_Problem statement_
All lines below containing "Product" are to be listed.

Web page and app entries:
== Segment start ==

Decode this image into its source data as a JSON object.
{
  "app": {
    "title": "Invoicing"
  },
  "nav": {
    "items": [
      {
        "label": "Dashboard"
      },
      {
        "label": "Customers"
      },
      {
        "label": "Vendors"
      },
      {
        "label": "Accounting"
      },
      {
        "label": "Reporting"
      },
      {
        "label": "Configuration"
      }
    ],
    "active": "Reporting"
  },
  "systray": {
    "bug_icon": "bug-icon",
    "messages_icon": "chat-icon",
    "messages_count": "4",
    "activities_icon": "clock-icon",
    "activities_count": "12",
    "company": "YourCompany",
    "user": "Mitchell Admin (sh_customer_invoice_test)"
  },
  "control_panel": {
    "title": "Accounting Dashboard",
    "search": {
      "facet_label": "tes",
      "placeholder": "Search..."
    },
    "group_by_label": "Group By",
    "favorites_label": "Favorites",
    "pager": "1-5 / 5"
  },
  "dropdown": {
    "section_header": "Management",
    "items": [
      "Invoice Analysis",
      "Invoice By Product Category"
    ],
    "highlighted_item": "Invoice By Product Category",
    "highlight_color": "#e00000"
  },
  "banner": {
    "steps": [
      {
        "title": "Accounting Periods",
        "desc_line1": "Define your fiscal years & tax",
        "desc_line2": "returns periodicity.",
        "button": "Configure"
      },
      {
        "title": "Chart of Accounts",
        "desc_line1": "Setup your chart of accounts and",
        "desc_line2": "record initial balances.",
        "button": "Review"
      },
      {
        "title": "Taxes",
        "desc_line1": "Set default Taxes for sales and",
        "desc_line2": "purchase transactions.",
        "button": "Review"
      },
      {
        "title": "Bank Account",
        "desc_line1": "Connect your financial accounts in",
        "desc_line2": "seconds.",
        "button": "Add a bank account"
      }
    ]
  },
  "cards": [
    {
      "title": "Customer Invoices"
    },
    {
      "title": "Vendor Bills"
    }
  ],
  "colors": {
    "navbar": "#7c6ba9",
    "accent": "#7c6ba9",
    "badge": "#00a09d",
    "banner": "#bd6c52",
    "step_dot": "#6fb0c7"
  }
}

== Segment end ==

_Response area_
      "Invoice By Product Category"
    "highlighted_item": "Invoice By Product Category",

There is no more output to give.